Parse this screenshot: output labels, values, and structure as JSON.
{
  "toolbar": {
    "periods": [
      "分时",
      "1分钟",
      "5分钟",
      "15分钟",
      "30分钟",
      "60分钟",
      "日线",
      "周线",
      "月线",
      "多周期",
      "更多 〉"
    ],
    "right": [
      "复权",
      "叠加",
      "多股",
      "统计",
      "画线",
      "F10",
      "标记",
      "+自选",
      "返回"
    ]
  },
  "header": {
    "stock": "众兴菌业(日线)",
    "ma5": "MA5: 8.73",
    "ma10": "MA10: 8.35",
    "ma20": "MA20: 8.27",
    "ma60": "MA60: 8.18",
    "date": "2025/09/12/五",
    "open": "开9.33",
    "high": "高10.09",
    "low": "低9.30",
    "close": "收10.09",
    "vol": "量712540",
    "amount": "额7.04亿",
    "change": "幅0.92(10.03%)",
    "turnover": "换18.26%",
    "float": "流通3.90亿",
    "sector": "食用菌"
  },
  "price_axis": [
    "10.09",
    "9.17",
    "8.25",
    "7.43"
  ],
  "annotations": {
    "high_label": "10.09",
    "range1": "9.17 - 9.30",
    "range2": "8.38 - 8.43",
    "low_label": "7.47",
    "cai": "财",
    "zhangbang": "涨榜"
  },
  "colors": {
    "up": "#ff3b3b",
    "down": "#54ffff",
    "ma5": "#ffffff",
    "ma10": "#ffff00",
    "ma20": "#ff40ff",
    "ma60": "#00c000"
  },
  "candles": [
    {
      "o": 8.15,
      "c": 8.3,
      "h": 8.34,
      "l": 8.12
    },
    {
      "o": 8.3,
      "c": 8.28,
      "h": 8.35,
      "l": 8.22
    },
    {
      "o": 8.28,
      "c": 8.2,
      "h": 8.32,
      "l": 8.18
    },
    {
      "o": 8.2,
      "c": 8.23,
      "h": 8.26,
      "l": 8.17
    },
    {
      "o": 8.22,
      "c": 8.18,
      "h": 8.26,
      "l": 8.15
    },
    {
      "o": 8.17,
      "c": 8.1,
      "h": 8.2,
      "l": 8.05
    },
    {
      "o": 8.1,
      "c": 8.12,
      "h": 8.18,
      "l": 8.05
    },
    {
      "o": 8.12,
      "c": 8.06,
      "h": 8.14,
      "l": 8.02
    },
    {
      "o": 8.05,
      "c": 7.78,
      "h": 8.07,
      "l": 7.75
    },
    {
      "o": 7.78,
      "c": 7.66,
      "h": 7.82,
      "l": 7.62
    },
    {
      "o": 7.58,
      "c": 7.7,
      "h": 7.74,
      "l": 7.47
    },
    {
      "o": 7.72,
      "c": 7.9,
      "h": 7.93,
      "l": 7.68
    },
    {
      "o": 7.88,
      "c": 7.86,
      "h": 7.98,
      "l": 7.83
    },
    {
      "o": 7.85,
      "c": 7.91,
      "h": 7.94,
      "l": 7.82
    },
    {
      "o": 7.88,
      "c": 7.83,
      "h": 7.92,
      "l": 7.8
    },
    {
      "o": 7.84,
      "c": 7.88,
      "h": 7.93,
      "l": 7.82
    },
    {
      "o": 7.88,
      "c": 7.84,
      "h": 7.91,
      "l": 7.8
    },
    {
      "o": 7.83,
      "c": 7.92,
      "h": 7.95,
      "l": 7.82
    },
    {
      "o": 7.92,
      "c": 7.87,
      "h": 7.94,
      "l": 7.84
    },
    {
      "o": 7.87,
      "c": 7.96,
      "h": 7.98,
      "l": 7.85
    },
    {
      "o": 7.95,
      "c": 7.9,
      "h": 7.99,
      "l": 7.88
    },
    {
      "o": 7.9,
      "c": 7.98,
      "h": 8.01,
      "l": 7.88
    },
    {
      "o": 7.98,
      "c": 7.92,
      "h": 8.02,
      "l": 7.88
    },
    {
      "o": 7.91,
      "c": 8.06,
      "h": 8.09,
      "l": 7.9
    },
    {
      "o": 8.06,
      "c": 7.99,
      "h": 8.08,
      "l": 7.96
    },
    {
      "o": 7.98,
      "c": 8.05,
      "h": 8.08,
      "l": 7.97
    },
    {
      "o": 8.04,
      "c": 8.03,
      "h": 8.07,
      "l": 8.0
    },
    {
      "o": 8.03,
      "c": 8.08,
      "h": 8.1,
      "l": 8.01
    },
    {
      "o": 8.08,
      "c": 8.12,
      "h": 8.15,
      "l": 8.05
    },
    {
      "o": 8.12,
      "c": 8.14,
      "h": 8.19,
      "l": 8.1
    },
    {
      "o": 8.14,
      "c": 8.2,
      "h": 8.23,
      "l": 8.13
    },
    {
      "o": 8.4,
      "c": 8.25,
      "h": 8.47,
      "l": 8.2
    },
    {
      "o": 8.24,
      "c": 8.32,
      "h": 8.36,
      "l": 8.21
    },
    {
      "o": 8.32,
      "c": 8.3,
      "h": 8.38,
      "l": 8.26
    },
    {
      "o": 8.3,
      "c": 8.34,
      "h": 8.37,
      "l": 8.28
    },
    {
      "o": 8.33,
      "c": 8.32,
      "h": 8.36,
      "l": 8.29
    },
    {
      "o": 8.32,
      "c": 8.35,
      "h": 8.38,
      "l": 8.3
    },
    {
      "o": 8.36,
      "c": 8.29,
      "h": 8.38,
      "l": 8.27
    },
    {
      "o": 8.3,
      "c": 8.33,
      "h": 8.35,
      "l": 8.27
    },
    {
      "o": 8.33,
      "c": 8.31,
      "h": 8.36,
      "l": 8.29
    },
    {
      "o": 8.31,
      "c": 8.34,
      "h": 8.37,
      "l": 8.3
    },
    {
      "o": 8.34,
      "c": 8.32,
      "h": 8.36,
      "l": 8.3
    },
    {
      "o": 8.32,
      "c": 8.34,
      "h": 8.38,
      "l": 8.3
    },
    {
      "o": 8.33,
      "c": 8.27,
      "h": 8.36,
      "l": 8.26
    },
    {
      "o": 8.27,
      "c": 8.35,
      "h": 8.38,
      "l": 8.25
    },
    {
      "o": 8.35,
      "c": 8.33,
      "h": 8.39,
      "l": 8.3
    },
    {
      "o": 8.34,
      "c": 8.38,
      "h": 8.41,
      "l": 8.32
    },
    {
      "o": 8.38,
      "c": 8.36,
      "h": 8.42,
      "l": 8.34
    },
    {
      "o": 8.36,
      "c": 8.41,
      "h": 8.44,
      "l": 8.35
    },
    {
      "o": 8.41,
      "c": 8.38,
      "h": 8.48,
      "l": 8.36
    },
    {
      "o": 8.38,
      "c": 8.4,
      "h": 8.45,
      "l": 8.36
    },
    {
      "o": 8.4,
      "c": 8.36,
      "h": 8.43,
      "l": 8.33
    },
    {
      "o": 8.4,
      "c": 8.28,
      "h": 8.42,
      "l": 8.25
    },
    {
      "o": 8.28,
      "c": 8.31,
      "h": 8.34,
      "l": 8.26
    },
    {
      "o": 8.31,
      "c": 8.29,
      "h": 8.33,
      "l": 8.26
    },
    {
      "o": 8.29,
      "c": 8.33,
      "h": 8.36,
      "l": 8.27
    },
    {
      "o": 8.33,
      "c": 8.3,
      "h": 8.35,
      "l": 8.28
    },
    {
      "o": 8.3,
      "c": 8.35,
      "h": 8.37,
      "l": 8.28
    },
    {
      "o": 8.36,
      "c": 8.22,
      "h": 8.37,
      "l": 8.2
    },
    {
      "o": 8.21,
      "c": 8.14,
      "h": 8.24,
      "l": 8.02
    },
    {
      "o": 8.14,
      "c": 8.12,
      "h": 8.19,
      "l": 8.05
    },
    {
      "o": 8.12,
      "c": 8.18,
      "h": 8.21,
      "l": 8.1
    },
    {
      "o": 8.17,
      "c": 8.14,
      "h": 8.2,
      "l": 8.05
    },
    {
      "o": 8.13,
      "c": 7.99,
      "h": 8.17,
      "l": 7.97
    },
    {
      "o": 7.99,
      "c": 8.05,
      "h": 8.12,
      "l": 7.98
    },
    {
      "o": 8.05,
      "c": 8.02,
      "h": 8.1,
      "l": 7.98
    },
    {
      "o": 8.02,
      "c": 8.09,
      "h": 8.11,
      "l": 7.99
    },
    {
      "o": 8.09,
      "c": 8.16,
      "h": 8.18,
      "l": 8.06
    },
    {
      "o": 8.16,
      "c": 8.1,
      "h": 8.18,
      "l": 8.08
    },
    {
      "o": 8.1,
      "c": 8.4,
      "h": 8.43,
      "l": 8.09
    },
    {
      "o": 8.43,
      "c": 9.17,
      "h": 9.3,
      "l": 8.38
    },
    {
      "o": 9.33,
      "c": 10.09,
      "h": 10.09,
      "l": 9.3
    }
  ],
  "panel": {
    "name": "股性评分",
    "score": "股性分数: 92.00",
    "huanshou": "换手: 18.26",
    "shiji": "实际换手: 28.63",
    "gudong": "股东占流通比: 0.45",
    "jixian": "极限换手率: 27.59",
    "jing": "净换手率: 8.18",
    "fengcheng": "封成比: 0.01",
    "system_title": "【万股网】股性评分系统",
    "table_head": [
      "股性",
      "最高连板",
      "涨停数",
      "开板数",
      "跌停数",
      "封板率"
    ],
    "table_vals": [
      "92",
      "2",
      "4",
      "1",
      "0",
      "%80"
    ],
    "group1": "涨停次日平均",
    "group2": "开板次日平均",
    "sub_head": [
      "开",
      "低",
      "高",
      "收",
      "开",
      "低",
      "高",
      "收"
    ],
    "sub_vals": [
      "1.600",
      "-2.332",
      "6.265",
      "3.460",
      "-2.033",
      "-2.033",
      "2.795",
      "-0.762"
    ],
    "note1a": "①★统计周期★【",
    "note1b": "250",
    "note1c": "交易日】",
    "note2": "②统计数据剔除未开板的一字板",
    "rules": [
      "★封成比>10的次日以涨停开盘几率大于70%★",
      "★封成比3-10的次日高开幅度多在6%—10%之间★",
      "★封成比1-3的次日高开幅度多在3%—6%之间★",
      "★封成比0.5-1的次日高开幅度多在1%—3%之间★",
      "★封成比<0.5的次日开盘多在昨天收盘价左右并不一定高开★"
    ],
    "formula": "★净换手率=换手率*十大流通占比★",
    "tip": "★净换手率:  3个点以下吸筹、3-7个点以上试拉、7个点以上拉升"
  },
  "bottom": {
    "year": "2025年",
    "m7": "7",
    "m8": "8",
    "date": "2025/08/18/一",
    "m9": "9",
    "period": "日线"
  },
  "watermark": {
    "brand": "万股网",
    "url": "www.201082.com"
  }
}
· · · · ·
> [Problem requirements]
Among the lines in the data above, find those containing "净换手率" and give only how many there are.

> [Result]
3